Lace Monitor (Varanus varius)

​Date Published: February 2012

Assessment Summary

The Lace Monitor (Varanus varius) is a large arboreal lizard which is found in eastern and south-eastern Australia from Cape York Peninsula (Queensland) to south-eastern South Australia. Lace Monitors occur in well-timbered areas from dry woodlands to cool temperate forests in southern Australia. They forage widely, and frequently become habituated to picnic areas and camping grounds. The lizards also frequently raid farms for poultry and eggs.

Lace Monitors are noted for laying eggs within termite mounds that are either arboreal or terrestrial. The literature is conflicting in respect to whether termite mounds are critical to the lifecycle of this species.

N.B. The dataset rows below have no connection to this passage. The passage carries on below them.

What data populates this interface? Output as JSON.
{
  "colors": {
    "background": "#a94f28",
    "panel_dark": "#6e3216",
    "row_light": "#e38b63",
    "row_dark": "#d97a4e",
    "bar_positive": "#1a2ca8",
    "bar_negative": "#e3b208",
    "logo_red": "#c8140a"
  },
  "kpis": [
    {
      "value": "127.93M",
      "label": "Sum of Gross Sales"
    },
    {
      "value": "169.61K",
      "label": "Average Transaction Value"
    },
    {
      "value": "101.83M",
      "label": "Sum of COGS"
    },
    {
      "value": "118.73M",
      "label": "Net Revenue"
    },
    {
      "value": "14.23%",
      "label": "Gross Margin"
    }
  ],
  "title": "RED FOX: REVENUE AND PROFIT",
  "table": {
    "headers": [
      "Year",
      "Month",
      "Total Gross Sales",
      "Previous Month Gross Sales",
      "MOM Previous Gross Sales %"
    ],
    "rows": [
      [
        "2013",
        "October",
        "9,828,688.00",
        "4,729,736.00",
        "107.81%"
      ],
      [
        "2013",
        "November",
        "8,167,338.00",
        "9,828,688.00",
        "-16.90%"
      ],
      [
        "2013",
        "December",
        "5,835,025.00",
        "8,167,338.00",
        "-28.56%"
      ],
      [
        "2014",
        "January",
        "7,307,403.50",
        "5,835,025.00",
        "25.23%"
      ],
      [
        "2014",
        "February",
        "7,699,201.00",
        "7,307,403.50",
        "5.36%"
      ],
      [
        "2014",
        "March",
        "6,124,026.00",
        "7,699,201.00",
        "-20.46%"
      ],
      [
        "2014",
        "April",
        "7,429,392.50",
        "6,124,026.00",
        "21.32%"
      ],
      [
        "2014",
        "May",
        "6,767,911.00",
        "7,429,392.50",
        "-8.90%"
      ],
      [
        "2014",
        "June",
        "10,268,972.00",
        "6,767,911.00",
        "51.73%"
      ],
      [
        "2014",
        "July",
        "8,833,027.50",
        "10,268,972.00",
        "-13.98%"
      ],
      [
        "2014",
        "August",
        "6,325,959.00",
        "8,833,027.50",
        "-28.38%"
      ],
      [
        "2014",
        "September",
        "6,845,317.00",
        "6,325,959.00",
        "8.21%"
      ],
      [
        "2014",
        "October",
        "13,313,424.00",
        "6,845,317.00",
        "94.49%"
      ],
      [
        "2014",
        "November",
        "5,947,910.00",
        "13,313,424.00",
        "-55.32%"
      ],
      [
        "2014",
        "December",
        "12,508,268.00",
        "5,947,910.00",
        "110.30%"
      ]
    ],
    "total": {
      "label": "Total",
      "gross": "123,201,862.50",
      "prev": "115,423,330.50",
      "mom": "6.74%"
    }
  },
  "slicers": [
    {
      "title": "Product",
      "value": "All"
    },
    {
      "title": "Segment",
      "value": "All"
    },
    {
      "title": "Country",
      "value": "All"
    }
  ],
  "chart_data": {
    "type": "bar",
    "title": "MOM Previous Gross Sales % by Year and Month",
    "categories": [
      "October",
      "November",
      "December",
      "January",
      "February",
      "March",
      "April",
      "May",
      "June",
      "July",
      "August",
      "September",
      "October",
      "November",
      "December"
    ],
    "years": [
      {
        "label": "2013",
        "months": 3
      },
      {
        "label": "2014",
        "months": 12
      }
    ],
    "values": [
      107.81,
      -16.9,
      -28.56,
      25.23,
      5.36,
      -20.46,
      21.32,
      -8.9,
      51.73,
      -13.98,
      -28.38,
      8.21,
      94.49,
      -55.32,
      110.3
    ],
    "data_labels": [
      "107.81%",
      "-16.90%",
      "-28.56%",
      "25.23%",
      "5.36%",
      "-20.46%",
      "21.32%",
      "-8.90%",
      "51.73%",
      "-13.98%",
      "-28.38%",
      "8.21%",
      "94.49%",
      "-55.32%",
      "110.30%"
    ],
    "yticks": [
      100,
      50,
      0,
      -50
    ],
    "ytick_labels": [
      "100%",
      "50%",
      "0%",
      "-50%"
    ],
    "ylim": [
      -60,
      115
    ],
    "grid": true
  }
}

Some authors suggest that termite mounds are used frequently where they are available, while others consider that Lace Monitors are dependent on the mounds to complete their life cycle. If termite mounds are required, the species will not establish in Tasmania because the mound-building termite species (Nasutitermes exitiosus) is not present in the State. A precautionary approach is taken in this risk assessment and it is assumed that Lace Monitors could lay viable eggs in Tasmania despite the absence of termite mounds.

Lace Monitors are protected under legislation in all Australian jurisdictions where they are present. The species is listed as vulnerable in Victoria under the Wildlife Act 1975, and is listed as rare in South Australia under the National Parks and Wildlife Act 1972. It is not listed on the IUCN Red List of Threatened Species. The species is a 'controlled animal' under the Tasmanian Nature Conservation Act 2002.

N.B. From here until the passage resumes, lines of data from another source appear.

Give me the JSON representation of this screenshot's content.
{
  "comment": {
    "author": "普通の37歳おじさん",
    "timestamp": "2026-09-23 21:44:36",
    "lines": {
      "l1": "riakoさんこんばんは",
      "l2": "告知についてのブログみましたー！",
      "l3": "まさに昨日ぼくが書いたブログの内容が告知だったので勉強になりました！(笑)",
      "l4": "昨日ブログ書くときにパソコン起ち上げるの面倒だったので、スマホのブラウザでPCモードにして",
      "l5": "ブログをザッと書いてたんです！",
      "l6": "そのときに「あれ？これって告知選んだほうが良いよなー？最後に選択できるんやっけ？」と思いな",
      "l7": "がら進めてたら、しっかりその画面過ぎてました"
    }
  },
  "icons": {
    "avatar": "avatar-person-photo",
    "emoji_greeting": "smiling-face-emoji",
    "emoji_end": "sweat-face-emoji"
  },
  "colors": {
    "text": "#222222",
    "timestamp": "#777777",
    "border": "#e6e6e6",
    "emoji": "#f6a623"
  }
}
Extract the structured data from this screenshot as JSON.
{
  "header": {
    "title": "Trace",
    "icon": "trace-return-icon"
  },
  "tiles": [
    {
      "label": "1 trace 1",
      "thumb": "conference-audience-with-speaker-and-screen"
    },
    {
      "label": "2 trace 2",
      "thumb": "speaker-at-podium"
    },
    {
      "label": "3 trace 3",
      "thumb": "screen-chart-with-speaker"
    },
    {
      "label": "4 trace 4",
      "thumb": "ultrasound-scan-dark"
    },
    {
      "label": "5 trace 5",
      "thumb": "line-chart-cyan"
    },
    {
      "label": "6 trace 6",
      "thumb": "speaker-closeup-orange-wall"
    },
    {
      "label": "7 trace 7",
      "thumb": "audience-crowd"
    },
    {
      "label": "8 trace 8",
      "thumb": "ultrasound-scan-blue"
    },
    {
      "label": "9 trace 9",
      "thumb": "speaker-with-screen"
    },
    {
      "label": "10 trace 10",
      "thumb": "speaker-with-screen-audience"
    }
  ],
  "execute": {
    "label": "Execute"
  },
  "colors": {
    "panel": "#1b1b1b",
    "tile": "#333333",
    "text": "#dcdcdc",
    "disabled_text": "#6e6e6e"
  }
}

The Lace Monitor is not considered a pest species. They have not established feral populations outside their native range and no introduction attempts have been noted. There is no evidence of the species causing any major impacts on agriculture.

This risk assessment determines that there is a high likelihood that this species could establish in Tasmania, with potential for moderate impacts. The most significant impacts are likely to be predation because Lace Monitors have a broad diet of small mammals, birds, reptiles, amphibians and carrion. They are known to climb trees and raid nests to feed on birds including those species that occur in the upper canopy. Given this, there is potential for impacts on a large number of Tasmanian threatened species, such as the Swift Parrot (Lathamus discolor), Wedge-tailed Eagle (Aquila audax fleayi), White-bellied Sea-Eagle (Haliaeetus leucogaster), Orange-bellied Parrot (Neophema chrysogaster), Masked Owl (Tyto novaehollandiae castanops), New Holland Mouse (Pseudomys novaehollandiae), Spotted-tailed quoll (Dasyurus maculatus maculatus), Green and Gold Frog (Litoria raniformis), Striped Marsh Frog (Limnodynastes peroni), and the Ptunarra brown butterfly (Oreixenica ptunarra).

Competition could also occur with Tasmanian lizard species such as the Mountain dragon (Rankinia diemensis), and the Tussock skink (Pseudemoia pagenstecheri). Lace Monitors could also have an impact on poultry farms in the State because they raid farms to feed on eggs and birds. Overall the potential consequences are estimated to be moderate.

This risk assessment concludes that Lace Monitors are a serious threat to Tasmania and proposes that imports be restricted to those license holders approved for keeping serious threat species.

Assessment Documentation

  Lace Monitor (Varanus varius)   (978Kb)